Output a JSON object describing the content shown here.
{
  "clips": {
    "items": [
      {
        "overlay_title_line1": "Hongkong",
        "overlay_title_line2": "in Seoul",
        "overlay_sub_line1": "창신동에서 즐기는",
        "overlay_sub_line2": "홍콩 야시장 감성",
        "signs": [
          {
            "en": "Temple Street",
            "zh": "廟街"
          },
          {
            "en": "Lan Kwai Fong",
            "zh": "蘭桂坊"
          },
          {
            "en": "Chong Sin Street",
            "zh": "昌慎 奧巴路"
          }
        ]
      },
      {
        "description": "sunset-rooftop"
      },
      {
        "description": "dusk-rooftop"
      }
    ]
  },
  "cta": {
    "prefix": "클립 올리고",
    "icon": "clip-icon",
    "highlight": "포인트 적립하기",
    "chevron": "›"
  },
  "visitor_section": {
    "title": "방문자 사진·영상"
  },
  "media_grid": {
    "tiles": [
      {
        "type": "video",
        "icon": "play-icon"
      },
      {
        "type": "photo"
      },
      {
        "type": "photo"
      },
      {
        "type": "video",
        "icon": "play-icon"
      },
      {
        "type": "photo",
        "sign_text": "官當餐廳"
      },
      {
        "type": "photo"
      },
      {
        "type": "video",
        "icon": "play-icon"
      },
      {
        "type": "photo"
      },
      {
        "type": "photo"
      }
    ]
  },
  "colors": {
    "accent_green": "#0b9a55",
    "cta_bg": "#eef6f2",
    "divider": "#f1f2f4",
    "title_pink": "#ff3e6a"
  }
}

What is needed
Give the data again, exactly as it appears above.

Answer box
Output a JSON object describing the content shown here.
{
  "clips": {
    "items": [
      {
        "overlay_title_line1": "Hongkong",
        "overlay_title_line2": "in Seoul",
        "overlay_sub_line1": "창신동에서 즐기는",
        "overlay_sub_line2": "홍콩 야시장 감성",
        "signs": [
          {
            "en": "Temple Street",
            "zh": "廟街"
          },
          {
            "en": "Lan Kwai Fong",
            "zh": "蘭桂坊"
          },
          {
            "en": "Chong Sin Street",
            "zh": "昌慎 奧巴路"
          }
        ]
      },
      {
        "description": "sunset-rooftop"
      },
      {
        "description": "dusk-rooftop"
      }
    ]
  },
  "cta": {
    "prefix": "클립 올리고",
    "icon": "clip-icon",
    "highlight": "포인트 적립하기",
    "chevron": "›"
  },
  "visitor_section": {
    "title": "방문자 사진·영상"
  },
  "media_grid": {
    "tiles": [
      {
        "type": "video",
        "icon": "play-icon"
      },
      {
        "type": "photo"
      },
      {
        "type": "photo"
      },
      {
        "type": "video",
        "icon": "play-icon"
      },
      {
        "type": "photo",
        "sign_text": "官當餐廳"
      },
      {
        "type": "photo"
      },
      {
        "type": "video",
        "icon": "play-icon"
      },
      {
        "type": "photo"
      },
      {
        "type": "photo"
      }
    ]
  },
  "colors": {
    "accent_green": "#0b9a55",
    "cta_bg": "#eef6f2",
    "divider": "#f1f2f4",
    "title_pink": "#ff3e6a"
  }
}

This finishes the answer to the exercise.